• Exercise requirements
Return all entries verbatim; skip any pictures.

(Dataset rows for apps and sites)
______________________________
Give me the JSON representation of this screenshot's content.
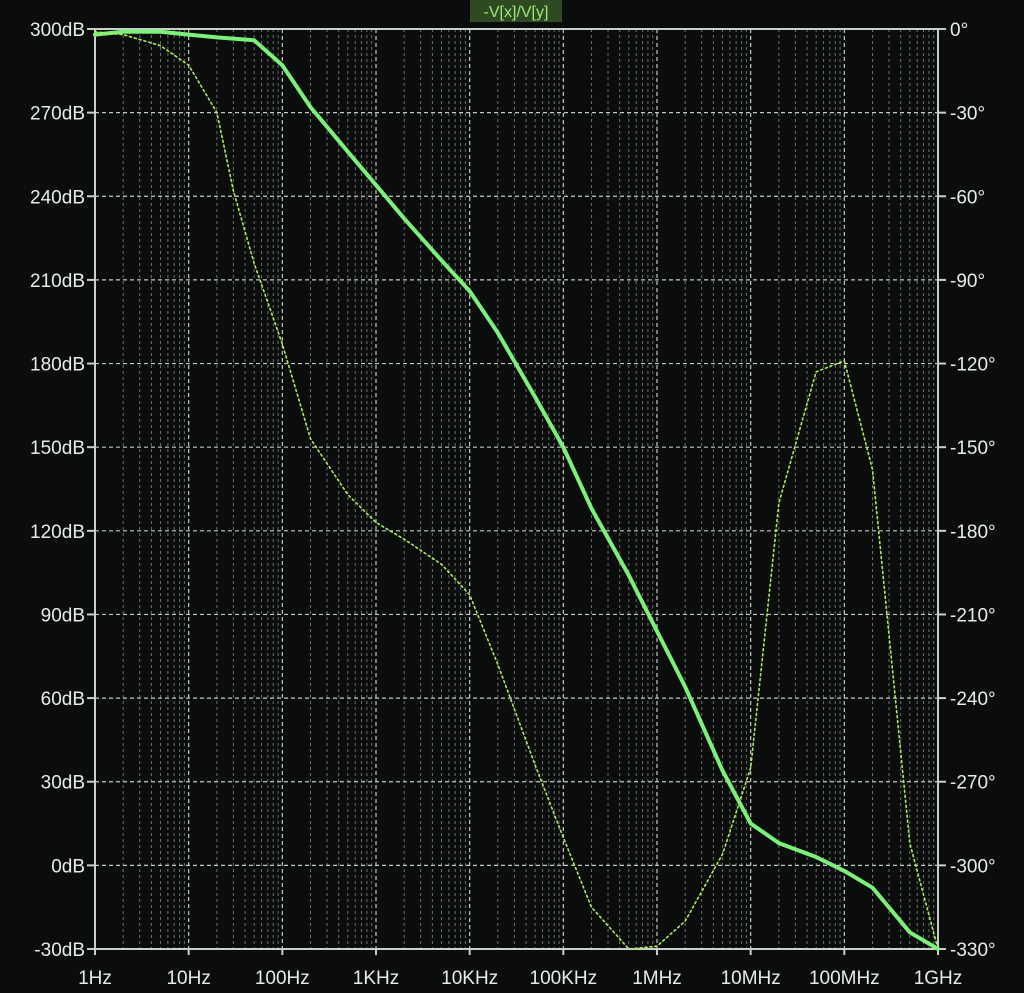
{
  "chart_data": {
    "type": "line",
    "title": "-V[x]/V[y]",
    "x_scale": "log",
    "x_ticks": [
      "1Hz",
      "10Hz",
      "100Hz",
      "1KHz",
      "10KHz",
      "100KHz",
      "1MHz",
      "10MHz",
      "100MHz",
      "1GHz"
    ],
    "y_left_ticks": [
      "300dB",
      "270dB",
      "240dB",
      "210dB",
      "180dB",
      "150dB",
      "120dB",
      "90dB",
      "60dB",
      "30dB",
      "0dB",
      "-30dB"
    ],
    "y_right_ticks": [
      "0°",
      "-30°",
      "-60°",
      "-90°",
      "-120°",
      "-150°",
      "-180°",
      "-210°",
      "-240°",
      "-270°",
      "-300°",
      "-330°"
    ],
    "xlim_hz": [
      1,
      1000000000
    ],
    "ylim_left_db": [
      -30,
      300
    ],
    "ylim_right_deg": [
      -330,
      0
    ],
    "grid": true,
    "series": [
      {
        "axis": "left",
        "style": "solid",
        "color": "#7CF07A",
        "x": [
          1,
          2,
          5,
          10,
          20,
          50,
          100,
          200,
          500,
          1000,
          2000,
          5000,
          10000,
          20000,
          50000,
          100000,
          200000,
          500000,
          1000000,
          2000000,
          5000000,
          10000000,
          20000000,
          50000000,
          100000000,
          200000000,
          500000000,
          1000000000
        ],
        "values": [
          298,
          299,
          299,
          298,
          297,
          296,
          287,
          272,
          256,
          244,
          232,
          217,
          206,
          191,
          168,
          150,
          128,
          104,
          84,
          64,
          34,
          15,
          8,
          3,
          -2,
          -8,
          -24,
          -30
        ]
      },
      {
        "axis": "right",
        "style": "dotted",
        "color": "#A8EE5A",
        "x": [
          1,
          2,
          5,
          10,
          20,
          30,
          50,
          100,
          200,
          500,
          1000,
          2000,
          5000,
          10000,
          20000,
          50000,
          100000,
          200000,
          500000,
          1000000,
          2000000,
          5000000,
          10000000,
          20000000,
          50000000,
          100000000,
          200000000,
          500000000,
          1000000000
        ],
        "values": [
          -1,
          -2,
          -6,
          -13,
          -30,
          -58,
          -84,
          -113,
          -147,
          -167,
          -177,
          -183,
          -192,
          -203,
          -228,
          -264,
          -290,
          -315,
          -330,
          -329,
          -320,
          -296,
          -265,
          -170,
          -123,
          -119,
          -158,
          -292,
          -330
        ]
      }
    ]
  }
}
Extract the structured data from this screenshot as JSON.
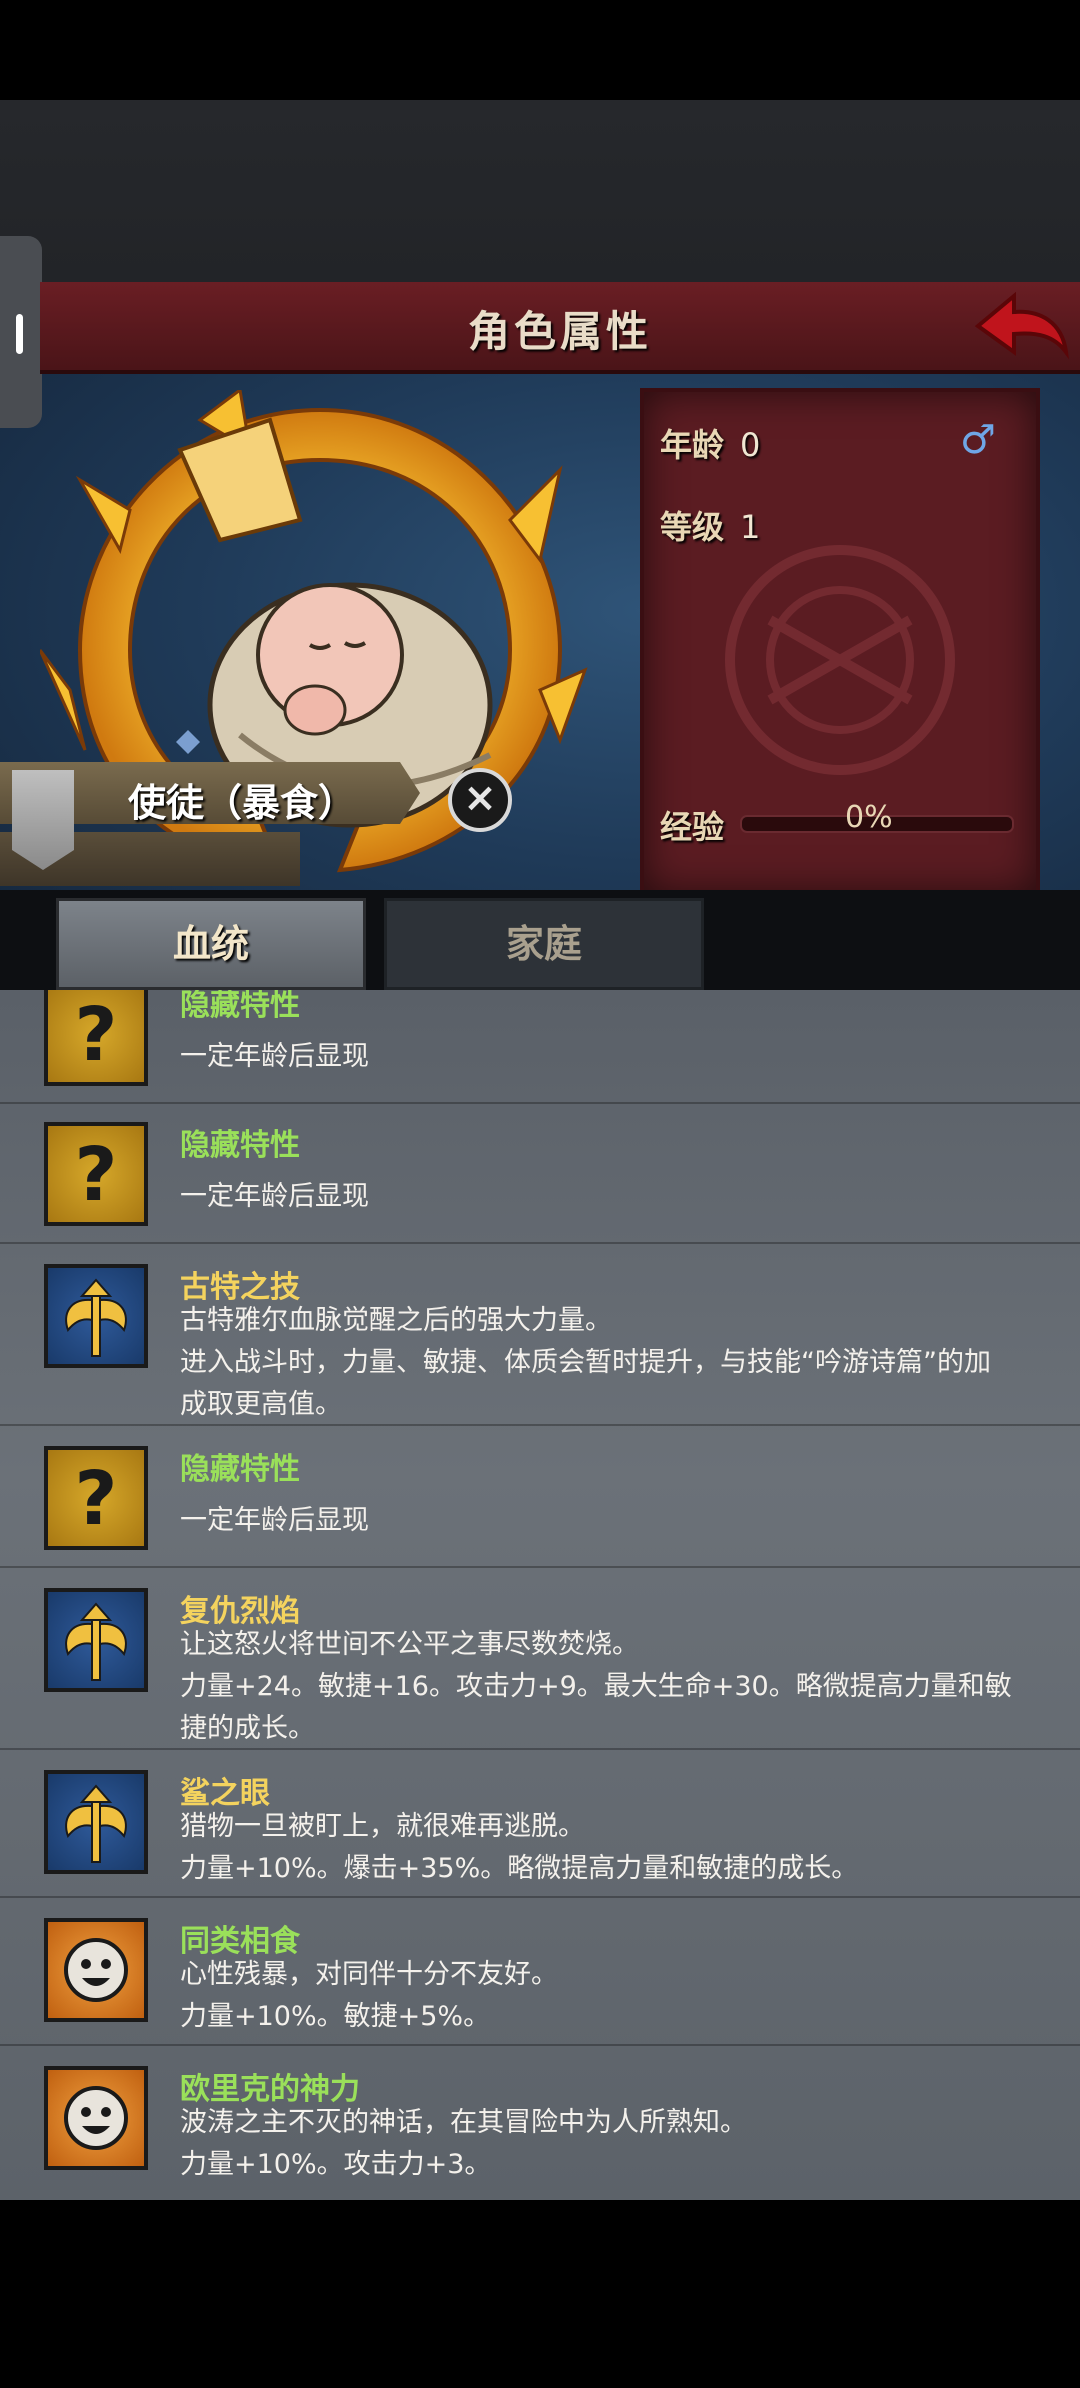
{
  "header": {
    "title": "角色属性"
  },
  "character": {
    "age_label": "年龄",
    "age_value": "0",
    "level_label": "等级",
    "level_value": "1",
    "exp_label": "经验",
    "exp_value": "0%",
    "exp_fraction": 0,
    "name": "使徒（暴食）",
    "gender_icon": "male-icon"
  },
  "tabs": [
    {
      "label": "血统"
    },
    {
      "label": "家庭"
    }
  ],
  "traits": [
    {
      "title": "隐藏特性",
      "desc": "一定年龄后显现",
      "icon": "question-icon",
      "title_color": "green"
    },
    {
      "title": "隐藏特性",
      "desc": "一定年龄后显现",
      "icon": "question-icon",
      "title_color": "green"
    },
    {
      "title": "古特之技",
      "desc": "古特雅尔血脉觉醒之后的强大力量。进入战斗时，力量、敏捷、体质会暂时提升，与技能“吟游诗篇”的加成取更高值。",
      "icon": "axe-icon",
      "title_color": "yellow"
    },
    {
      "title": "隐藏特性",
      "desc": "一定年龄后显现",
      "icon": "question-icon",
      "title_color": "green"
    },
    {
      "title": "复仇烈焰",
      "desc": "让这怒火将世间不公平之事尽数焚烧。力量+24。敏捷+16。攻击力+9。最大生命+30。略微提高力量和敏捷的成长。",
      "icon": "axe-icon",
      "title_color": "yellow"
    },
    {
      "title": "鲨之眼",
      "desc": "猎物一旦被盯上，就很难再逃脱。力量+10%。爆击+35%。略微提高力量和敏捷的成长。",
      "icon": "axe-icon",
      "title_color": "yellow"
    },
    {
      "title": "同类相食",
      "desc": "心性残暴，对同伴十分不友好。力量+10%。敏捷+5%。",
      "icon": "smile-icon",
      "title_color": "green"
    },
    {
      "title": "欧里克的神力",
      "desc": "波涛之主不灭的神话，在其冒险中为人所熟知。力量+10%。攻击力+3。",
      "icon": "smile-icon",
      "title_color": "green"
    }
  ],
  "trait_lines": [
    [
      "一定年龄后显现"
    ],
    [
      "一定年龄后显现"
    ],
    [
      "古特雅尔血脉觉醒之后的强大力量。",
      "进入战斗时，力量、敏捷、体质会暂时提升，与技能“吟游诗篇”的加",
      "成取更高值。"
    ],
    [
      "一定年龄后显现"
    ],
    [
      "让这怒火将世间不公平之事尽数焚烧。",
      "力量+24。敏捷+16。攻击力+9。最大生命+30。略微提高力量和敏",
      "捷的成长。"
    ],
    [
      "猎物一旦被盯上，就很难再逃脱。",
      "力量+10%。爆击+35%。略微提高力量和敏捷的成长。"
    ],
    [
      "心性残暴，对同伴十分不友好。",
      "力量+10%。敏捷+5%。"
    ],
    [
      "波涛之主不灭的神话，在其冒险中为人所熟知。",
      "力量+10%。攻击力+3。"
    ]
  ],
  "colors": {
    "green": "#9ae05a",
    "yellow": "#f4d35e",
    "banner": "#5b1c22"
  }
}
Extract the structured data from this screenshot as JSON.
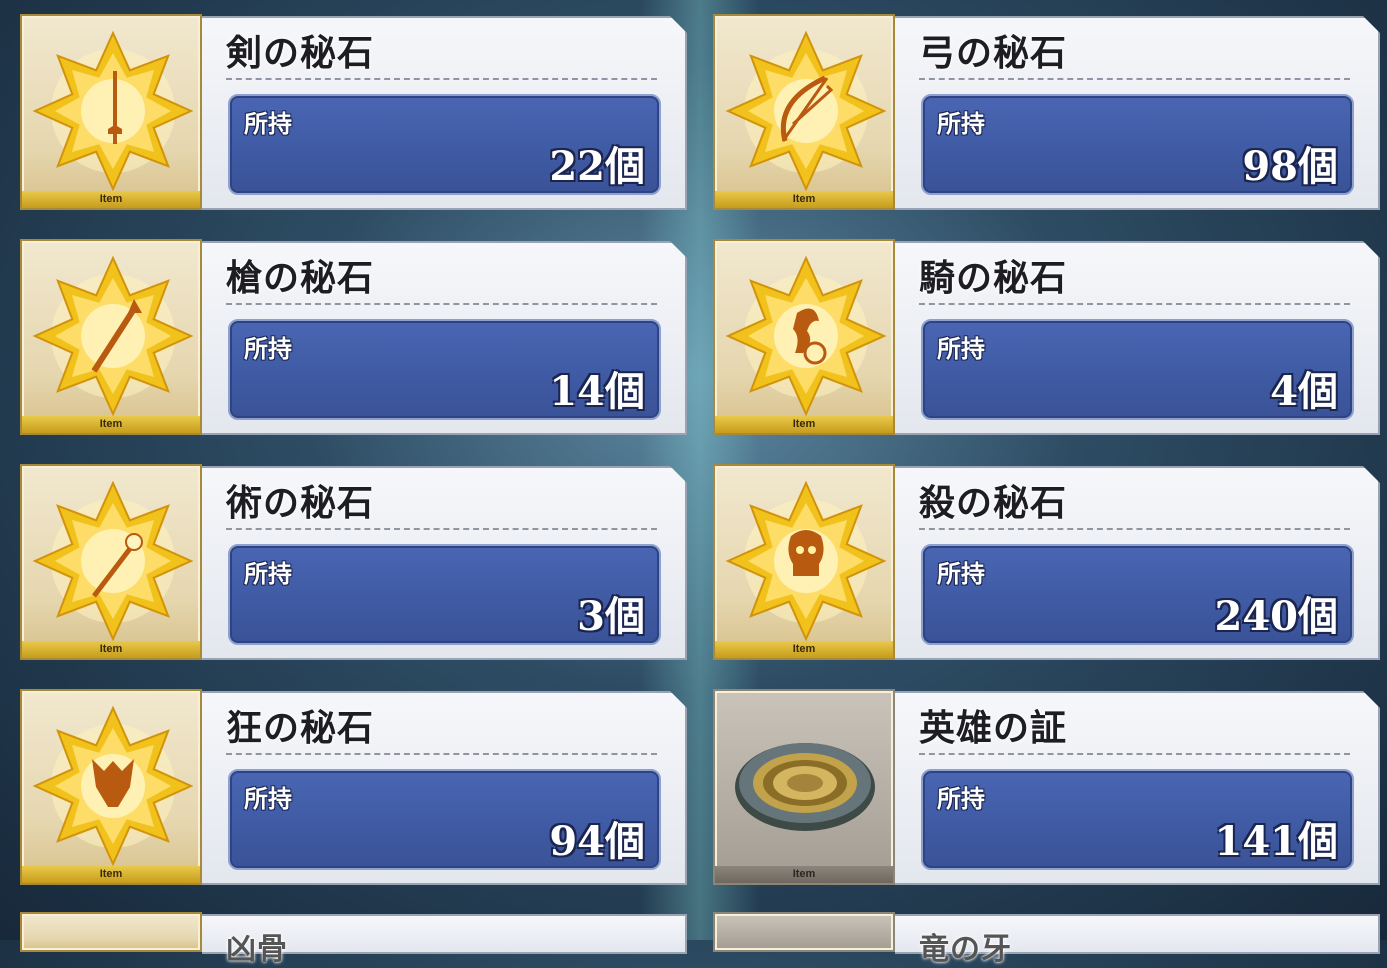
{
  "items": [
    {
      "name": "剣の秘石",
      "owned_label": "所持",
      "count": "22個",
      "thumb_label": "Item",
      "icon": "saber-gem-icon",
      "style": "gold",
      "glyph": "sword"
    },
    {
      "name": "弓の秘石",
      "owned_label": "所持",
      "count": "98個",
      "thumb_label": "Item",
      "icon": "archer-gem-icon",
      "style": "gold",
      "glyph": "bow"
    },
    {
      "name": "槍の秘石",
      "owned_label": "所持",
      "count": "14個",
      "thumb_label": "Item",
      "icon": "lancer-gem-icon",
      "style": "gold",
      "glyph": "spear"
    },
    {
      "name": "騎の秘石",
      "owned_label": "所持",
      "count": "4個",
      "thumb_label": "Item",
      "icon": "rider-gem-icon",
      "style": "gold",
      "glyph": "rider"
    },
    {
      "name": "術の秘石",
      "owned_label": "所持",
      "count": "3個",
      "thumb_label": "Item",
      "icon": "caster-gem-icon",
      "style": "gold",
      "glyph": "staff"
    },
    {
      "name": "殺の秘石",
      "owned_label": "所持",
      "count": "240個",
      "thumb_label": "Item",
      "icon": "assassin-gem-icon",
      "style": "gold",
      "glyph": "skull"
    },
    {
      "name": "狂の秘石",
      "owned_label": "所持",
      "count": "94個",
      "thumb_label": "Item",
      "icon": "berserker-gem-icon",
      "style": "gold",
      "glyph": "beast"
    },
    {
      "name": "英雄の証",
      "owned_label": "所持",
      "count": "141個",
      "thumb_label": "Item",
      "icon": "heroic-proof-icon",
      "style": "gray",
      "glyph": "medal"
    }
  ],
  "partial_items": [
    {
      "name": "凶骨"
    },
    {
      "name": "竜の牙"
    }
  ],
  "colors": {
    "gem_gold": "#f2c21c",
    "count_box_blue": "#4561ac"
  }
}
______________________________
• Completed task
Give me the JSON representation of this screenshot's content.
{
  "chart_data": {
    "type": "line",
    "title": "-V[x]/V[y]",
    "x_scale": "log",
    "x_ticks": [
      "1Hz",
      "10Hz",
      "100Hz",
      "1KHz",
      "10KHz",
      "100KHz",
      "1MHz",
      "10MHz",
      "100MHz",
      "1GHz"
    ],
    "y_left_ticks": [
      "300dB",
      "270dB",
      "240dB",
      "210dB",
      "180dB",
      "150dB",
      "120dB",
      "90dB",
      "60dB",
      "30dB",
      "0dB",
      "-30dB"
    ],
    "y_right_ticks": [
      "0°",
      "-30°",
      "-60°",
      "-90°",
      "-120°",
      "-150°",
      "-180°",
      "-210°",
      "-240°",
      "-270°",
      "-300°",
      "-330°"
    ],
    "xlim_hz": [
      1,
      1000000000
    ],
    "ylim_left_db": [
      -30,
      300
    ],
    "ylim_right_deg": [
      -330,
      0
    ],
    "grid": true,
    "series": [
      {
        "axis": "left",
        "style": "solid",
        "color": "#7CF07A",
        "x": [
          1,
          2,
          5,
          10,
          20,
          50,
          100,
          200,
          500,
          1000,
          2000,
          5000,
          10000,
          20000,
          50000,
          100000,
          200000,
          500000,
          1000000,
          2000000,
          5000000,
          10000000,
          20000000,
          50000000,
          100000000,
          200000000,
          500000000,
          1000000000
        ],
        "values": [
          298,
          299,
          299,
          298,
          297,
          296,
          287,
          272,
          256,
          244,
          232,
          217,
          206,
          191,
          168,
          150,
          128,
          104,
          84,
          64,
          34,
          15,
          8,
          3,
          -2,
          -8,
          -24,
          -30
        ]
      },
      {
        "axis": "right",
        "style": "dotted",
        "color": "#A8EE5A",
        "x": [
          1,
          2,
          5,
          10,
          20,
          30,
          50,
          100,
          200,
          500,
          1000,
          2000,
          5000,
          10000,
          20000,
          50000,
          100000,
          200000,
          500000,
          1000000,
          2000000,
          5000000,
          10000000,
          20000000,
          50000000,
          100000000,
          200000000,
          500000000,
          1000000000
        ],
        "values": [
          -1,
          -2,
          -6,
          -13,
          -30,
          -58,
          -84,
          -113,
          -147,
          -167,
          -177,
          -183,
          -192,
          -203,
          -228,
          -264,
          -290,
          -315,
          -330,
          -329,
          -320,
          -296,
          -265,
          -170,
          -123,
          -119,
          -158,
          -292,
          -330
        ]
      }
    ]
  }
}
Extract the structured data from this screenshot as JSON.
{
  "header": {
    "title": "角色属性"
  },
  "character": {
    "age_label": "年龄",
    "age_value": "0",
    "level_label": "等级",
    "level_value": "1",
    "exp_label": "经验",
    "exp_value": "0%",
    "exp_fraction": 0,
    "name": "使徒（暴食）",
    "gender_icon": "male-icon"
  },
  "tabs": [
    {
      "label": "血统"
    },
    {
      "label": "家庭"
    }
  ],
  "traits": [
    {
      "title": "隐藏特性",
      "desc": "一定年龄后显现",
      "icon": "question-icon",
      "title_color": "green"
    },
    {
      "title": "隐藏特性",
      "desc": "一定年龄后显现",
      "icon": "question-icon",
      "title_color": "green"
    },
    {
      "title": "古特之技",
      "desc": "古特雅尔血脉觉醒之后的强大力量。进入战斗时，力量、敏捷、体质会暂时提升，与技能“吟游诗篇”的加成取更高值。",
      "icon": "axe-icon",
      "title_color": "yellow"
    },
    {
      "title": "隐藏特性",
      "desc": "一定年龄后显现",
      "icon": "question-icon",
      "title_color": "green"
    },
    {
      "title": "复仇烈焰",
      "desc": "让这怒火将世间不公平之事尽数焚烧。力量+24。敏捷+16。攻击力+9。最大生命+30。略微提高力量和敏捷的成长。",
      "icon": "axe-icon",
      "title_color": "yellow"
    },
    {
      "title": "鲨之眼",
      "desc": "猎物一旦被盯上，就很难再逃脱。力量+10%。爆击+35%。略微提高力量和敏捷的成长。",
      "icon": "axe-icon",
      "title_color": "yellow"
    },
    {
      "title": "同类相食",
      "desc": "心性残暴，对同伴十分不友好。力量+10%。敏捷+5%。",
      "icon": "smile-icon",
      "title_color": "green"
    },
    {
      "title": "欧里克的神力",
      "desc": "波涛之主不灭的神话，在其冒险中为人所熟知。力量+10%。攻击力+3。",
      "icon": "smile-icon",
      "title_color": "green"
    }
  ],
  "trait_lines": [
    [
      "一定年龄后显现"
    ],
    [
      "一定年龄后显现"
    ],
    [
      "古特雅尔血脉觉醒之后的强大力量。",
      "进入战斗时，力量、敏捷、体质会暂时提升，与技能“吟游诗篇”的加",
      "成取更高值。"
    ],
    [
      "一定年龄后显现"
    ],
    [
      "让这怒火将世间不公平之事尽数焚烧。",
      "力量+24。敏捷+16。攻击力+9。最大生命+30。略微提高力量和敏",
      "捷的成长。"
    ],
    [
      "猎物一旦被盯上，就很难再逃脱。",
      "力量+10%。爆击+35%。略微提高力量和敏捷的成长。"
    ],
    [
      "心性残暴，对同伴十分不友好。",
      "力量+10%。敏捷+5%。"
    ],
    [
      "波涛之主不灭的神话，在其冒险中为人所熟知。",
      "力量+10%。攻击力+3。"
    ]
  ],
  "colors": {
    "green": "#9ae05a",
    "yellow": "#f4d35e",
    "banner": "#5b1c22"
  }
}
Extract the structured data from this screenshot as JSON.
{
  "items": [
    {
      "name": "剣の秘石",
      "owned_label": "所持",
      "count": "22個",
      "thumb_label": "Item",
      "icon": "saber-gem-icon",
      "style": "gold",
      "glyph": "sword"
    },
    {
      "name": "弓の秘石",
      "owned_label": "所持",
      "count": "98個",
      "thumb_label": "Item",
      "icon": "archer-gem-icon",
      "style": "gold",
      "glyph": "bow"
    },
    {
      "name": "槍の秘石",
      "owned_label": "所持",
      "count": "14個",
      "thumb_label": "Item",
      "icon": "lancer-gem-icon",
      "style": "gold",
      "glyph": "spear"
    },
    {
      "name": "騎の秘石",
      "owned_label": "所持",
      "count": "4個",
      "thumb_label": "Item",
      "icon": "rider-gem-icon",
      "style": "gold",
      "glyph": "rider"
    },
    {
      "name": "術の秘石",
      "owned_label": "所持",
      "count": "3個",
      "thumb_label": "Item",
      "icon": "caster-gem-icon",
      "style": "gold",
      "glyph": "staff"
    },
    {
      "name": "殺の秘石",
      "owned_label": "所持",
      "count": "240個",
      "thumb_label": "Item",
      "icon": "assassin-gem-icon",
      "style": "gold",
      "glyph": "skull"
    },
    {
      "name": "狂の秘石",
      "owned_label": "所持",
      "count": "94個",
      "thumb_label": "Item",
      "icon": "berserker-gem-icon",
      "style": "gold",
      "glyph": "beast"
    },
    {
      "name": "英雄の証",
      "owned_label": "所持",
      "count": "141個",
      "thumb_label": "Item",
      "icon": "heroic-proof-icon",
      "style": "gray",
      "glyph": "medal"
    }
  ],
  "partial_items": [
    {
      "name": "凶骨"
    },
    {
      "name": "竜の牙"
    }
  ],
  "colors": {
    "gem_gold": "#f2c21c",
    "count_box_blue": "#4561ac"
  }
}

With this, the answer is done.